= Data to use =
—————

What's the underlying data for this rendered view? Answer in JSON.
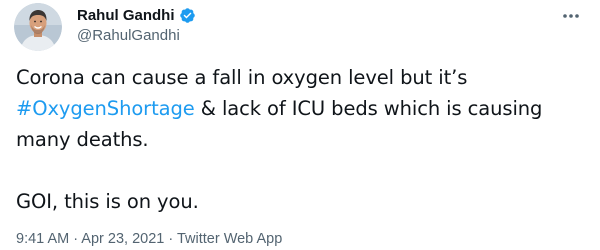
{
  "author": {
    "name": "Rahul Gandhi",
    "handle": "@RahulGandhi",
    "verified": true,
    "avatar_icon": "profile-photo"
  },
  "tweet": {
    "text_before_hashtag": "Corona can cause a fall in oxygen level but it’s",
    "hashtag": "#OxygenShortage",
    "text_after_hashtag": " & lack of ICU beds which is causing many deaths.",
    "second_paragraph": "GOI, this is on you."
  },
  "meta": {
    "time": "9:41 AM",
    "separator": " · ",
    "date": "Apr 23, 2021",
    "source": "Twitter Web App"
  },
  "colors": {
    "accent": "#1d9bf0",
    "text": "#0f1419",
    "secondary": "#536471"
  }
}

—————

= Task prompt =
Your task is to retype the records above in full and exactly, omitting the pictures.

= Response to the exercise =
What's the underlying data for this rendered view? Answer in JSON.
{
  "author": {
    "name": "Rahul Gandhi",
    "handle": "@RahulGandhi",
    "verified": true,
    "avatar_icon": "profile-photo"
  },
  "tweet": {
    "text_before_hashtag": "Corona can cause a fall in oxygen level but it’s",
    "hashtag": "#OxygenShortage",
    "text_after_hashtag": " & lack of ICU beds which is causing many deaths.",
    "second_paragraph": "GOI, this is on you."
  },
  "meta": {
    "time": "9:41 AM",
    "separator": " · ",
    "date": "Apr 23, 2021",
    "source": "Twitter Web App"
  },
  "colors": {
    "accent": "#1d9bf0",
    "text": "#0f1419",
    "secondary": "#536471"
  }
}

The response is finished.